PURPOSE : To investigate the extent to which different prices within the bid-ask spread
are used for fair value measurements and evaluate the potential consequences thereof.
DESIGN/METHODOLOGY/APPROACH : The paper investigates different level one fair value
measurements of exchange-traded funds’ equity investments. Using descriptive
methods, it compares actual and stated fair value measurement policies. In addition,
comparative value-relevance of these measurements is investigated in regression
FINDINGS : Most fair value measurements are based on closing prices, but stated
accounting policies and actual measurements frequently differ. Results also show that
the bid-close spread of underlying investments is value-relevant in determining the bidclose
spreads of ETFs themselves.
RESEARCH LIMITATIONS/IMPLICATIONS : Findings are specific to unleveraged ETFs, the sample country and sample period used and only apply to investments in listed equities.
Conclusions from this study may assist in predicting market perceptions of the risk of
listed equity portfolios.
PRACTICAL IMPLICATIONS : This paper sheds light on the practical impact of the recent
change in fair value measurement guidance.
ORIGINALITY/VALUE : This study provides evidence on the size of the bid-ask spread of
actual investment portfolios and its potential impact. It shows that bid-close spreads of
underlying investments are used to price the bid-close spreads of ETFs themselves and

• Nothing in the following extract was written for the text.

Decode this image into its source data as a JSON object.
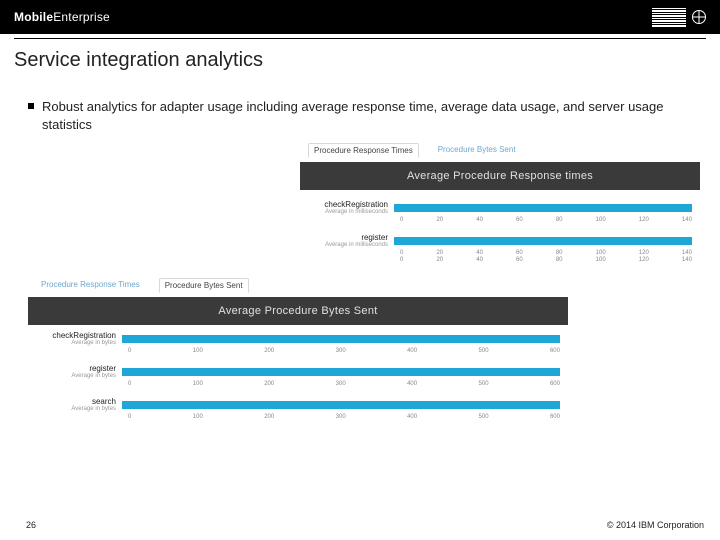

that stated and actual accounting policies often differ. Findings imply that standardsetters
might be influenced by actual accounting practices.